***** Records supplied *****
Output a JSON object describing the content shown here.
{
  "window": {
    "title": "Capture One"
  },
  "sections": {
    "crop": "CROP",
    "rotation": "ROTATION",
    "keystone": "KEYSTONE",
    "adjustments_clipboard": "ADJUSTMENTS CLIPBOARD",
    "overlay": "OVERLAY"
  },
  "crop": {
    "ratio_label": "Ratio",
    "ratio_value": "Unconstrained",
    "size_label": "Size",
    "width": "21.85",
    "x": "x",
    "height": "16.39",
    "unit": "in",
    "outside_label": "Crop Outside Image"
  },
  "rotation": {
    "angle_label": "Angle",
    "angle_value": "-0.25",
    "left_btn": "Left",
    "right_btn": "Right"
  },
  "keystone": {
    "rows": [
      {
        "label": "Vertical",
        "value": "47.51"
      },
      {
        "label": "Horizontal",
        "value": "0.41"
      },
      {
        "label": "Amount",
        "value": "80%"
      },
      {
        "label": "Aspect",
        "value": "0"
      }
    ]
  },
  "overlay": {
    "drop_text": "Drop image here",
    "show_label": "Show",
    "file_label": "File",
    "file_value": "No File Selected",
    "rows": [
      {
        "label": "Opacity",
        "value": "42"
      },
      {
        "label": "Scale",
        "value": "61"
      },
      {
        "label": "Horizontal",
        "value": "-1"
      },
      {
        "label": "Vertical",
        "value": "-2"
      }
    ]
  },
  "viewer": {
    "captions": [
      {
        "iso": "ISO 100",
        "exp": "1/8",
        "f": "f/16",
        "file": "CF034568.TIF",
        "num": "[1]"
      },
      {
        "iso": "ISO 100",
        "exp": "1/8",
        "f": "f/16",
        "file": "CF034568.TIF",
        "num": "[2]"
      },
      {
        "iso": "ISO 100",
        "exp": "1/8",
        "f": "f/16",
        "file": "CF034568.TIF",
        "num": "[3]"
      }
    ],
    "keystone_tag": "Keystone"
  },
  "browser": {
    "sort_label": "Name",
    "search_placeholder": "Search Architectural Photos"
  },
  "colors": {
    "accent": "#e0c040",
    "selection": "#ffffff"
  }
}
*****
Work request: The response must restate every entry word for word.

Response area:
Output a JSON object describing the content shown here.
{
  "window": {
    "title": "Capture One"
  },
  "sections": {
    "crop": "CROP",
    "rotation": "ROTATION",
    "keystone": "KEYSTONE",
    "adjustments_clipboard": "ADJUSTMENTS CLIPBOARD",
    "overlay": "OVERLAY"
  },
  "crop": {
    "ratio_label": "Ratio",
    "ratio_value": "Unconstrained",
    "size_label": "Size",
    "width": "21.85",
    "x": "x",
    "height": "16.39",
    "unit": "in",
    "outside_label": "Crop Outside Image"
  },
  "rotation": {
    "angle_label": "Angle",
    "angle_value": "-0.25",
    "left_btn": "Left",
    "right_btn": "Right"
  },
  "keystone": {
    "rows": [
      {
        "label": "Vertical",
        "value": "47.51"
      },
      {
        "label": "Horizontal",
        "value": "0.41"
      },
      {
        "label": "Amount",
        "value": "80%"
      },
      {
        "label": "Aspect",
        "value": "0"
      }
    ]
  },
  "overlay": {
    "drop_text": "Drop image here",
    "show_label": "Show",
    "file_label": "File",
    "file_value": "No File Selected",
    "rows": [
      {
        "label": "Opacity",
        "value": "42"
      },
      {
        "label": "Scale",
        "value": "61"
      },
      {
        "label": "Horizontal",
        "value": "-1"
      },
      {
        "label": "Vertical",
        "value": "-2"
      }
    ]
  },
  "viewer": {
    "captions": [
      {
        "iso": "ISO 100",
        "exp": "1/8",
        "f": "f/16",
        "file": "CF034568.TIF",
        "num": "[1]"
      },
      {
        "iso": "ISO 100",
        "exp": "1/8",
        "f": "f/16",
        "file": "CF034568.TIF",
        "num": "[2]"
      },
      {
        "iso": "ISO 100",
        "exp": "1/8",
        "f": "f/16",
        "file": "CF034568.TIF",
        "num": "[3]"
      }
    ],
    "keystone_tag": "Keystone"
  },
  "browser": {
    "sort_label": "Name",
    "search_placeholder": "Search Architectural Photos"
  },
  "colors": {
    "accent": "#e0c040",
    "selection": "#ffffff"
  }
}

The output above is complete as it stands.